━━ Recorded information

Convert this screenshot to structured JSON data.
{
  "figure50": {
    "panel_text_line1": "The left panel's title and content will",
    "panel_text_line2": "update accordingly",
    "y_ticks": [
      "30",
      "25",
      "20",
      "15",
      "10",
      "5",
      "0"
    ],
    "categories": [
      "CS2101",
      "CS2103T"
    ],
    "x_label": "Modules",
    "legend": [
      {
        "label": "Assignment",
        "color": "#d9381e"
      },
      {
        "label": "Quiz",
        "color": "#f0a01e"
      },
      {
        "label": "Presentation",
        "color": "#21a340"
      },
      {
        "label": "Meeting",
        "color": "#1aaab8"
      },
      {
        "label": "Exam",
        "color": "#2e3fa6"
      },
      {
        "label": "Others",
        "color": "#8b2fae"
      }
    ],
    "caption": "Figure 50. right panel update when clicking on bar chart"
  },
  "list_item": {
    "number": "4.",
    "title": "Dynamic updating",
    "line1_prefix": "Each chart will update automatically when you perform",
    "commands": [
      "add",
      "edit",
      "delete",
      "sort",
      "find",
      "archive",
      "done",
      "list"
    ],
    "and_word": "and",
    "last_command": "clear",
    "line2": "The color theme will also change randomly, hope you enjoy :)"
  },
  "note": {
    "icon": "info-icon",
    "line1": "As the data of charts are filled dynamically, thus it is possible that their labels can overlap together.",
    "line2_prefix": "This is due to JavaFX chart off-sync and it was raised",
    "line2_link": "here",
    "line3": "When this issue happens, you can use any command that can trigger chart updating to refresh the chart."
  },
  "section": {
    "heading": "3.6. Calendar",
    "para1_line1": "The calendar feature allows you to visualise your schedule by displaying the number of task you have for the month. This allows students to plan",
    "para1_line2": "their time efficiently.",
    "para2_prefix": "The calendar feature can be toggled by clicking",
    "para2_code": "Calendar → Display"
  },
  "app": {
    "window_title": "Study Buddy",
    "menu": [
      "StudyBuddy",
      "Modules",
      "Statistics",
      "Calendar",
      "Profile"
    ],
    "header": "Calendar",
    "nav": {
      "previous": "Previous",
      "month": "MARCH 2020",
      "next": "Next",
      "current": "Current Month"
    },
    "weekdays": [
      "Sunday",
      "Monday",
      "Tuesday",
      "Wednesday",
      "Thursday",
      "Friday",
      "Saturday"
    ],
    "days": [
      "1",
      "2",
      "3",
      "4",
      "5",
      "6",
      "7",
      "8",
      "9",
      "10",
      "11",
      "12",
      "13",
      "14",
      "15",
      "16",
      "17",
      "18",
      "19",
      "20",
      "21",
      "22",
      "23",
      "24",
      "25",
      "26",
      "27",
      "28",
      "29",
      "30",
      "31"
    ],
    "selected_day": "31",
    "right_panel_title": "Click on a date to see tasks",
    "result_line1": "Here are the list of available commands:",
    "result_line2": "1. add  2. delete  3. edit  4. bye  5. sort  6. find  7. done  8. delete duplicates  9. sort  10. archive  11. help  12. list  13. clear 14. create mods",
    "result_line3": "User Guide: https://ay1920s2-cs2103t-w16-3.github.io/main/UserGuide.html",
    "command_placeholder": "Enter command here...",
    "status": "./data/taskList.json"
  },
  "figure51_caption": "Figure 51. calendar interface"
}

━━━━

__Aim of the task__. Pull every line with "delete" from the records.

__Answer box__.
      "delete",
    "result_line2": "1. add  2. delete  3. edit  4. bye  5. sort  6. find  7. done  8. delete duplicates  9. sort  10. archive  11. help  12. list  13. clear 14. create mods",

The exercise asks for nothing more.